Canadians have taken big advantage of the Tax-Free Savings Account (TFSA) since its launch in 2009. This savings vehicle, which was introduced to help investors earn tax-free returns on their savings, has become so popular that since its inception, more than 14 million people have used it.
According to the latest data, which is available from the Canada Revenue Agency (CRA), a total fair market value of individual TFSAs had reached $277 billion by the end of 2017, up 19% from the previous year. That level of commitment by Canadians to invest in their TFSAs shows that it’s much easier and beneficial to grow your savings through this instrument.
Some of the biggest advantages of investing through TFSA is that your capital gains are tax free and you can take out your funds anytime without incurring any tax liability. With these benefits, your overall TFSA limit remains the same.
Another interesting detail that came out from the CRA data is that despite the huge popularity of these savings account, very few Canadians were able to max out their limit — only 10% of total TFSA contributors. By the end of 2017, the average amount of unused TFSA room was almost $31,000.
If you have not yet contributed a single penny through your TFSA, you have $63,500 unused total contribution room through 2019. If you’re one of those who still has some room in the TFSA, then there are many ways you can start accumulating wealth.
Best TFSA stocks
You can put your money in high-return savings accounts, invest in other fixed-income assets, such as government bonds, or you can buy some of the best income-producing stocks. To be honest, I don’t like investing in fixed-income savings products because they pay you so little. The best TFSA pays about 2.5% these days, which, in my opinion, doesn’t even beat inflation.
If you really want to make a meaningful contribution towards your retirement or savings goals, then you have to take a little risk and buy solid dividend stocks. The companies that pay regular and growing payouts have built a strong investment case for TFSA dollars.
In Canada, the best dividend-growth stocks are banks, power and gas utilities, real estate investment trusts, and telecom operators.

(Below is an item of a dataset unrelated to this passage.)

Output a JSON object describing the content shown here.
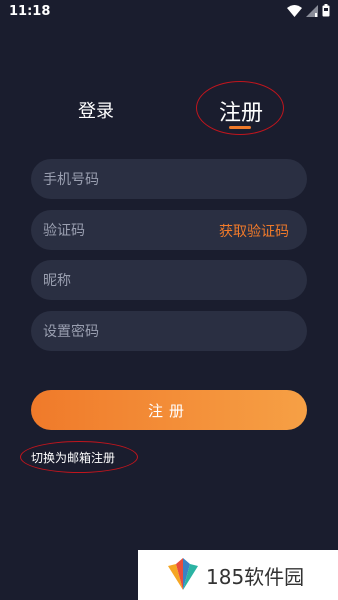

These companies distribute huge amounts of their income in dividends, and they grow these payouts every year as their profits rise. RBC, Canada’s largest lender, distributes between 40% and 50% of its income to shareholders each year.
The total return from a $10,000 investment in RBC seven years ago is 142.25%, which translates to about an average annual total return of 13.47%. Seven years ago, the bank stock was trading at $57.02. As of this writing, the price is $104.76, translating into capital appreciation of about 85%.
A disciplined investment approach, picking solid dividend-paying stocks, and holding them for a long time should be the main component of your strategy to max out your TFSA. When you combine this approach with the power of compounding, you can achieve your financial goals quickly.
Motley Fool Canada's market-beating team has just released a brand-new FREE report revealing 5 "dirt cheap" stocks that you can buy today for under $49 a share.
Our team thinks these 5 stocks are critically undervalued, but more importantly, could potentially make Canadian investors who act quickly a fortune.
Don't miss out! Simply click the link below to grab your free copy and discover all 5 of these stocks now.
This article represents the opinion of the writer, who may disagree with the “official” recommendation position of a Motley Fool premium service or advisor. We’re Motley! Questioning an investing thesis — even one of our own — helps us all think critically about investing and make decisions that help us become smarter, happier, and richer, so we sometimes publish articles that may not be in line with recommendations, rankings or other content.
Fool contributor Haris Anwar owns Enbridge stock. The Motley Fool owns shares of and recommends Enbridge.